App and web page records:
*** Block opens ***
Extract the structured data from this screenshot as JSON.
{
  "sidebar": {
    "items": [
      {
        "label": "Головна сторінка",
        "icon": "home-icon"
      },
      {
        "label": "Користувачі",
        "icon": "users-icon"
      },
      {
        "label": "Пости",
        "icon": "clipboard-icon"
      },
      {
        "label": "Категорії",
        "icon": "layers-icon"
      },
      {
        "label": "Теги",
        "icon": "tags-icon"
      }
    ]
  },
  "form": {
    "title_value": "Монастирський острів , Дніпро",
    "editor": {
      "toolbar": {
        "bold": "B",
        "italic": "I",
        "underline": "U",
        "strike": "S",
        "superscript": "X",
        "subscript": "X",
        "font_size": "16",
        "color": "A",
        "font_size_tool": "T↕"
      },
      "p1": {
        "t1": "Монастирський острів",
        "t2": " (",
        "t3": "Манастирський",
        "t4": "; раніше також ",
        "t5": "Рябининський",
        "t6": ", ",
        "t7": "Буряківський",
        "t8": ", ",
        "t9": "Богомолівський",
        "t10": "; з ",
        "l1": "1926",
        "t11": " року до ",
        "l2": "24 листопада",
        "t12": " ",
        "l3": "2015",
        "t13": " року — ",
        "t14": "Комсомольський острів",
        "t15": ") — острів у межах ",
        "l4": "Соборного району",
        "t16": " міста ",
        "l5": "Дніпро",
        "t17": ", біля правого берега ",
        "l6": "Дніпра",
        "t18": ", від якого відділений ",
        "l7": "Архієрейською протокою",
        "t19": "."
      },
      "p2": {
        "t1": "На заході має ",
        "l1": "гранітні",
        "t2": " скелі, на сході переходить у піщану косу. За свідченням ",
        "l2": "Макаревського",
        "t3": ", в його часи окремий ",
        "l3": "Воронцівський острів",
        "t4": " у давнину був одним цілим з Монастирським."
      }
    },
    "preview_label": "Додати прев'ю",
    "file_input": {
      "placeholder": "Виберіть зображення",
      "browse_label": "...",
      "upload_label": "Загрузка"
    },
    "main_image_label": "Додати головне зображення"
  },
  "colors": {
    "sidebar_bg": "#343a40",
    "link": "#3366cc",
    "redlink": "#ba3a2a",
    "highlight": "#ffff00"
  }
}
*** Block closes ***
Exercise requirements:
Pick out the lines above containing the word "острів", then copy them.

Answer section:
    "title_value": "Монастирський острів , Дніпро",
        "t1": "Монастирський острів",
        "t14": "Комсомольський острів",
        "t15": ") — острів у межах ",
        "l3": "Воронцівський острів",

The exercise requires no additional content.